In a sense, Demon’s Souls serves as a great 101 for the entire genre, simply due to its more forgiving pace.

But when we say forgiving, it’s really only the slow speed at which most enemies attack that makes this game so. The original Demon’s Souls was notorious not just for its ridiculously long load times, but also its ridiculously complex death system. So when players die in the game, they respawn with half of their maximum health in Soul Form. To recover their Body Form (and their max health by extension), players either have to defeat a boss, or consume a Stone of Ephemeral Eyes (a rare item which can be found, bought, or dropped from specific enemies). 

Additionally, if players die too much in one area, it’ll affect the World Tendency of that location — a circle that, if turning black, will cause that entire world to spawn much tougher monsters. Fun times, right? But of course, as many hardened fans of the franchise are aware, it’s all part of what makes this game so fun. And again, owing to the technical achievements of the PS5, we were able to make the most out of our time improving the craft of not dying so much.
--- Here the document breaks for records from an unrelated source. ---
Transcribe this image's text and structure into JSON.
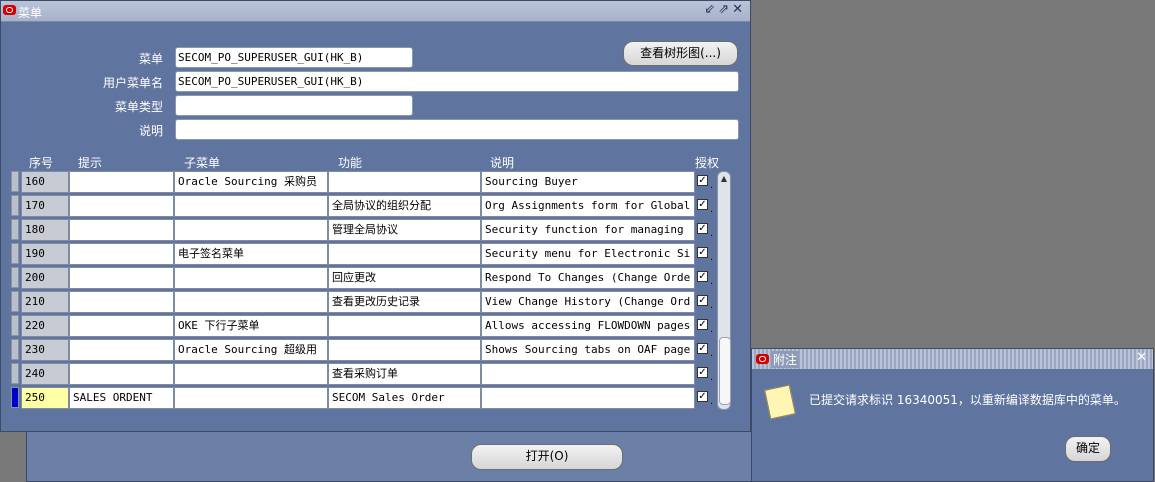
{
  "main_window": {
    "title": "菜单",
    "controls": [
      "minimize-icon",
      "maximize-icon",
      "close-icon"
    ]
  },
  "form": {
    "menu_label": "菜单",
    "menu_value": "SECOM_PO_SUPERUSER_GUI(HK_B)",
    "user_menu_name_label": "用户菜单名",
    "user_menu_name_value": "SECOM_PO_SUPERUSER_GUI(HK_B)",
    "menu_type_label": "菜单类型",
    "menu_type_value": "",
    "description_label": "说明",
    "description_value": "",
    "view_tree_button": "查看树形图(...)"
  },
  "table": {
    "headers": {
      "seq": "序号",
      "prompt": "提示",
      "submenu": "子菜单",
      "function": "功能",
      "description": "说明",
      "grant": "授权"
    },
    "rows": [
      {
        "seq": "160",
        "prompt": "",
        "submenu": "Oracle Sourcing 采购员",
        "function": "",
        "description": "Sourcing Buyer",
        "grant": "☑"
      },
      {
        "seq": "170",
        "prompt": "",
        "submenu": "",
        "function": "全局协议的组织分配",
        "description": "Org Assignments form for Global",
        "grant": "☑"
      },
      {
        "seq": "180",
        "prompt": "",
        "submenu": "",
        "function": "管理全局协议",
        "description": "Security function for managing",
        "grant": "☑"
      },
      {
        "seq": "190",
        "prompt": "",
        "submenu": "电子签名菜单",
        "function": "",
        "description": "Security menu for Electronic Si",
        "grant": "☑"
      },
      {
        "seq": "200",
        "prompt": "",
        "submenu": "",
        "function": "回应更改",
        "description": "Respond To Changes (Change Orde",
        "grant": "☑"
      },
      {
        "seq": "210",
        "prompt": "",
        "submenu": "",
        "function": "查看更改历史记录",
        "description": "View Change History (Change Ord",
        "grant": "☑"
      },
      {
        "seq": "220",
        "prompt": "",
        "submenu": "OKE 下行子菜单",
        "function": "",
        "description": "Allows accessing FLOWDOWN pages",
        "grant": "☑"
      },
      {
        "seq": "230",
        "prompt": "",
        "submenu": "Oracle Sourcing 超级用",
        "function": "",
        "description": "Shows Sourcing tabs on OAF page",
        "grant": "☑"
      },
      {
        "seq": "240",
        "prompt": "",
        "submenu": "",
        "function": "查看采购订单",
        "description": "",
        "grant": "☑"
      },
      {
        "seq": "250",
        "prompt": "SALES ORDENT",
        "submenu": "",
        "function": "SECOM Sales Order",
        "description": "",
        "grant": "☑"
      }
    ]
  },
  "open_button": "打开(O)",
  "notice": {
    "title": "附注",
    "message": "已提交请求标识 16340051，以重新编译数据库中的菜单。",
    "ok_button": "确定"
  }
}
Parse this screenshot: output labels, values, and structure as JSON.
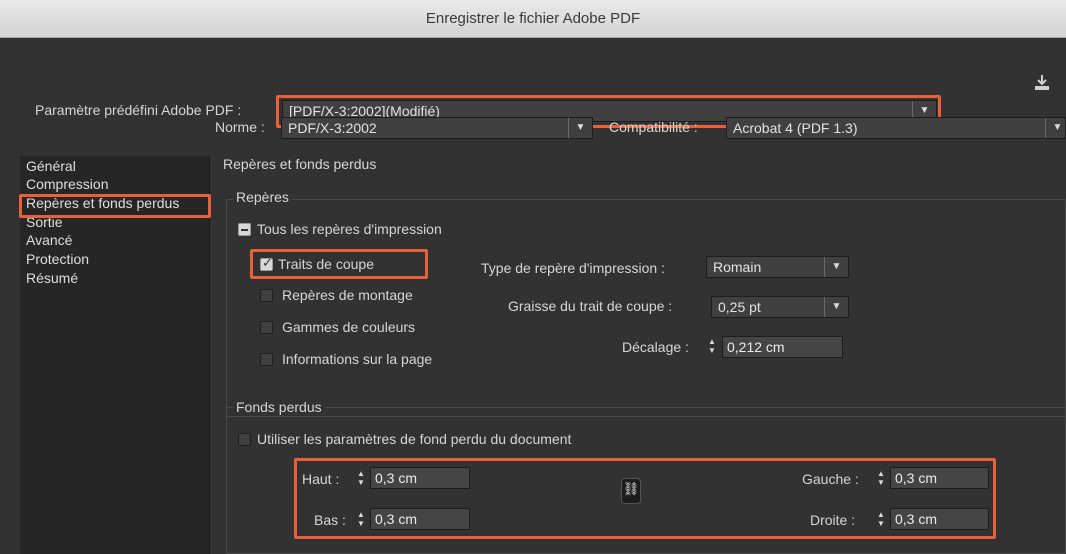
{
  "window": {
    "title": "Enregistrer le fichier Adobe PDF"
  },
  "preset": {
    "label": "Paramètre prédéfini Adobe PDF :",
    "value": "[PDF/X-3:2002](Modifié)"
  },
  "norme": {
    "label": "Norme :",
    "value": "PDF/X-3:2002"
  },
  "compat": {
    "label": "Compatibilité :",
    "value": "Acrobat 4 (PDF 1.3)"
  },
  "sidebar": {
    "items": [
      {
        "label": "Général"
      },
      {
        "label": "Compression"
      },
      {
        "label": "Repères et fonds perdus",
        "selected": true
      },
      {
        "label": "Sortie"
      },
      {
        "label": "Avancé"
      },
      {
        "label": "Protection"
      },
      {
        "label": "Résumé"
      }
    ]
  },
  "panel": {
    "title": "Repères et fonds perdus"
  },
  "marks": {
    "group_title": "Repères",
    "all_marks": "Tous les repères d'impression",
    "crop_marks": "Traits de coupe",
    "registration": "Repères de montage",
    "color_bars": "Gammes de couleurs",
    "page_info": "Informations sur la page",
    "type_label": "Type de repère d'impression :",
    "type_value": "Romain",
    "weight_label": "Graisse du trait de coupe :",
    "weight_value": "0,25 pt",
    "offset_label": "Décalage :",
    "offset_value": "0,212 cm"
  },
  "bleed": {
    "group_title": "Fonds perdus",
    "use_doc": "Utiliser les paramètres de fond perdu du document",
    "top_label": "Haut :",
    "top_value": "0,3 cm",
    "bottom_label": "Bas :",
    "bottom_value": "0,3 cm",
    "left_label": "Gauche :",
    "left_value": "0,3 cm",
    "right_label": "Droite :",
    "right_value": "0,3 cm"
  },
  "colors": {
    "highlight": "#e8603c",
    "background": "#323232",
    "sidebar": "#262626"
  }
}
When all is said and done, Demon’s Souls is by far one of the best, if not the best, examples of what a console launch title should look and play like. Bluepoint Games really did a number on Hidetaka Miyazaki’s creative vision and beefed this title in ways none have anticipated even when the trailer first dropped back in June.

The remake plays to the technical strengths of the PlayStation 5, even on the DualSense controller, and though it is still pretty much the same game at its core, old players will be able to appreciate the amount of polish the game has received, even while retaining its original flaws. 

And most importantly, the fact that it still remains a PlayStation exclusive all the more makes owning a PS5 so much more significant, as it is a little piece of the platform’s (and FromSoftware’s) history that many will have to finally get to try in this console generation.



Demon’s Souls on PS5 is by no means a perfect game. After all, it retains everything that made the original so beloved, good and bad. But what Bluepoint Games has done here is really give the love letter that diehard PlayStation fans have been asking for for over a decade — to be able to play one of the most celebrated games on the PlayStation system once more in its full glory, and then some.

  • Gameplay - 9/10
  • Story - 8.5/10
  • Presentation - 9.5/10
  • Value - 9.5/10